The Christmas/New Year holiday period raises a number of questions for employers with regard to the entitlements of their employees and this year, as well as the usual questions, we need to factor in JobKeeper entitlements.
Employers can direct their employees to take annual leave or unpaid leave during a shutdown, only if their award or registered agreement allows it.
If the award or agreement is silent on leave for shutdown periods, an employer is unable to force the taking of annual leave or unpaid leave and if challenged, will be required to pay the employee their usual pay for that period.
Some awards also allow for employees who do not have enough annual leave accrued, to take annual leave prior to the accrual occurring – in agreement with the employer.
Most awards provide detail as to how much notice an employee must be provided to take leave for a shutdown period.
Whilst some awards already require it, it is recommended that written notice be provided to employees of any shutdown period and if there is a requirement for them to take accrued leave or unpaid leave.
It is important that you check your relevant award(s) or registered agreement to determine if you can direct leave to be taken for a shutdown period and if so, how much notice you are required to give.
Public Holidays – not working
An employee is to be paid for the day if a public holiday falls on a day they would usually work. The pay rate for this day is normally the minimum rate which doesn’t include any loadings, overtime or penalty rates.
It is important to note however that if a public holiday falls on an employee’s rostered day off, they may be entitled to extra entitlements. You will need to check your relevant award(s) or registered agreement to understand what these would be.
If an employee is on annual leave when a public holiday falls, they are entitled to be paid the public holiday without a deduction of their leave accrual.
Public Holidays – working
Employers can request employees to work on public holidays if the request is reasonable and based on:-
- The needs of the business
- The employee’s personal commitments, like family or caring arrangements
- How much notice the employee is given asking them to work

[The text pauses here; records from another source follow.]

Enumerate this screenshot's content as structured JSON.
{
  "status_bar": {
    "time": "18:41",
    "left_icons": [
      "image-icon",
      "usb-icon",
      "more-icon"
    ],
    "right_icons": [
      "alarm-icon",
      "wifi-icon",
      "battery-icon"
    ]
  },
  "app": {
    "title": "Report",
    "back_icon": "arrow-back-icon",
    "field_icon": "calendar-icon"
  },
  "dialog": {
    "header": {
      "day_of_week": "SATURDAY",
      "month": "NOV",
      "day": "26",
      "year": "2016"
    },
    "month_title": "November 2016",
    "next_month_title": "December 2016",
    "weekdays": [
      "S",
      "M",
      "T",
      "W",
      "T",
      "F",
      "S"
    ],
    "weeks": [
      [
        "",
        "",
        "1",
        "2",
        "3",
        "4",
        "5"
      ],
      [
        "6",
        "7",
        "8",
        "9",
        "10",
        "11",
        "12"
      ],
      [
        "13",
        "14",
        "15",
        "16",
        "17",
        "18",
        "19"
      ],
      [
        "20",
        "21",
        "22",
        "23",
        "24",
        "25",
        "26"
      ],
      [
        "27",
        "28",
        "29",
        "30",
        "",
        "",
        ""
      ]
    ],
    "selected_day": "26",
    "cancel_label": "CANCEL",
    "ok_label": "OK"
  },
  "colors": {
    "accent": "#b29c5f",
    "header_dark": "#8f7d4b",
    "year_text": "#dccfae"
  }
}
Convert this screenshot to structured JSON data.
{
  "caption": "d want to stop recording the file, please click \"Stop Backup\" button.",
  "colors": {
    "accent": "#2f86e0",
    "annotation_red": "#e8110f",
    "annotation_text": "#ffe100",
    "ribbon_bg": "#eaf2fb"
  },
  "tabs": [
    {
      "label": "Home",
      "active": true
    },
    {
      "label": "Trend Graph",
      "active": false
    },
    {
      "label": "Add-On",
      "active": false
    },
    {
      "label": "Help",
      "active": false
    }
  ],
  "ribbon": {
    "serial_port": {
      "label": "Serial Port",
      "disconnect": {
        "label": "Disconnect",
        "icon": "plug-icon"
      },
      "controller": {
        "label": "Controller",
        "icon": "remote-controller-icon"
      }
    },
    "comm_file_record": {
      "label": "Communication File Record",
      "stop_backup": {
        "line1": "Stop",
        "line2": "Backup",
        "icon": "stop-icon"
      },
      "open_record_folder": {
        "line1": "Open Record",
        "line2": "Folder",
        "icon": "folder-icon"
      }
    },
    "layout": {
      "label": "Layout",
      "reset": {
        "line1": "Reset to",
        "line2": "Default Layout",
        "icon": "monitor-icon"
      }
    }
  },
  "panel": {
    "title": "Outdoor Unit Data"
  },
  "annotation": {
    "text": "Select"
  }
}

- What the employee’s contract says
Should an employee work on a public holiday, their relevant award or registered agreement will detail the entitlements for this work including penalty rates, an alternate day off, or extra annual leave.
JobKeeper Payments during Christmas and New Year
Employees in receipt of JobKeeper payments need to receive the higher of the following amounts each fortnight:-
- The amount of the applicable JobKeeper payment, or
- Their usual pay for work performed (including any paid leave or public holiday pay)
Employees who take annual leave during this period need to be paid the higher of the applicable JobKeeper payment or the amount they are entitled to whilst on leave.
Employees who are on unpaid leave during the holiday period (ie., because they don’t have enough annual leave accrued) will receive the JobKeeper payment amount whilst on the period of unpaid leave.
Directing Employees on JobKeeper to take leave
Under the JobKeeper scheme, JobKeeper Enabling Directions where an employee can be directed to take leave ceased to exist on 28 September 2020.
As such, an employer and employee can make an agreement for annual leave to be taken.
Direction by the employer for an employee to take leave may be detailed in the relevant award(s) or registered agreement for such reasons as excessive leave.
JobKeeper payments on public holidays during a JobKeeper Enabling Standdown
Employers still need to calculate public holiday pay when a public holiday falls on a day the employee would normally have worked had they not been on a JobKeeper enabling stand down direction.
For assistance with your employee’s entitlements during the Christmas and New Year period, contact our HR Advisors on 1300 720 004 or [email protected]
Information in HR Advice Online guides and blog posts is meant purely for educational discussion of human resources issues. It contains only general information about human resources matters and due to factors such as government legislation changes, may not be up-to-date at the time of reading. It is not legal advice and should not be treated as such.